Finally, it is important to distinguish pain, or nociception, from suffering. Suffering is the state of severe distress associated with events that threaten the intactness of the person. Suffering is an emotion. Pain and suffering are not the same phenomenon. The person who complained of pain in the heart because of the death of a loved one is suffering rather than experiencing pain as it is defined by the IASP. It is clear that three conditions could exist: 1) suffering occurs in the presence of pain, 2) suffering occurs when pain is not present, and 3) pain occurs when suffering is not present. For example, the woman awaiting breast biopsy may suffer because of anticipated loss of her breast. After the biopsy, she may have pain without suffering if the biopsy is negative or pain with suffering if the biopsy is positive for malignancy. Interventions aimed at relieving pain and suffering may have some commonalities, but clearly some interventions for suffering will be inadequate for pain just as some interventions for pain are inadequate for suffering. Therefore, it is crucial to pain management to understand the alterations in comfort that result from suffering and to use the correct term when referring to pain and suffering and to not interchange them.

Pain is one of the most common reasons individuals seek health care. More than 100 million Americans experience pain – both acute and chronic. A significant number of individuals with pain are disabled by their pain, resulting in a serious economic problem in society as well as a major health problem. Adding to the problems of patients with acute pain, especially cancer pain is a tendency for physicians to prescribe small, insufficient doses of analgesics to control the pain.
The world pain management market for drugs and devices encompasses a wide variety of products that treat and ease pain. The field of pain management is currently experiencing a busy and interesting period; and as a result, the range of therapeutic options available to physicians and other clinicians has expanded. Solutions to pain disorders are still elusive but continued human and animal studies will help to further identify the biochemical and neurophysiological factors that influence pain. The future of pain management will likely involve multidisciplinary departments dedicated to finding treatments that manage pain. The need is great worldwide for management of pain and there are still many facets of pain management that need to be explored.
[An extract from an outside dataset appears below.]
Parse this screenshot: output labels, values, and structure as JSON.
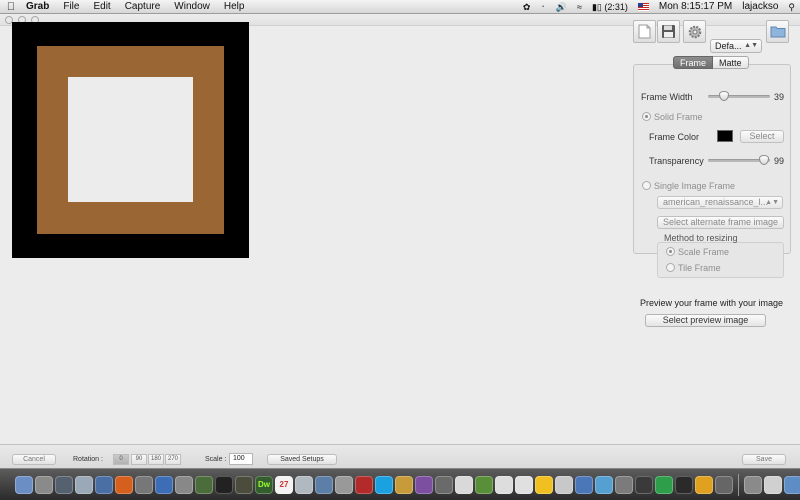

Faced with intensifying competition and increasingly price sensitive markets, manufacturers in the area of pain management therapeutics are trying to differentiate their products to avoid price competition and to increase profits. However, there are a number of issues and trends that have a direct influence on this market and the manufacturer’s ability to successfully operate in the market. A keen awareness of all facets of the industry including barriers will enable manufacturers to effectively challenge these issues and formulate plans to reduce or eliminate barriers in the treatment of pain.

The driving forces for this market include growth and aging of the global population, new products and technology, and increasing interest in multidisciplinary approaches to pain management.
This report, The World Market for Pain Management Drugs and Devices, provides market estimates and forecasts for the following therapeutic categories:
•    Burn Pain
•    Cancer Pain
•    Dental/Facial Pain
•    Migraine Headache Pain
•    Musculoskeletal Pain
•    Neuropathic Pain
•    Obstetrical Pain
•    Pediatric Pain
•    Surgical and Trauma Pain

Kalorama has recently conducted a full length study on pain management.  The report shows significant growth.   can be found at: http://www.kaloramainformation.com/Pain-Management-Drugs-7579512/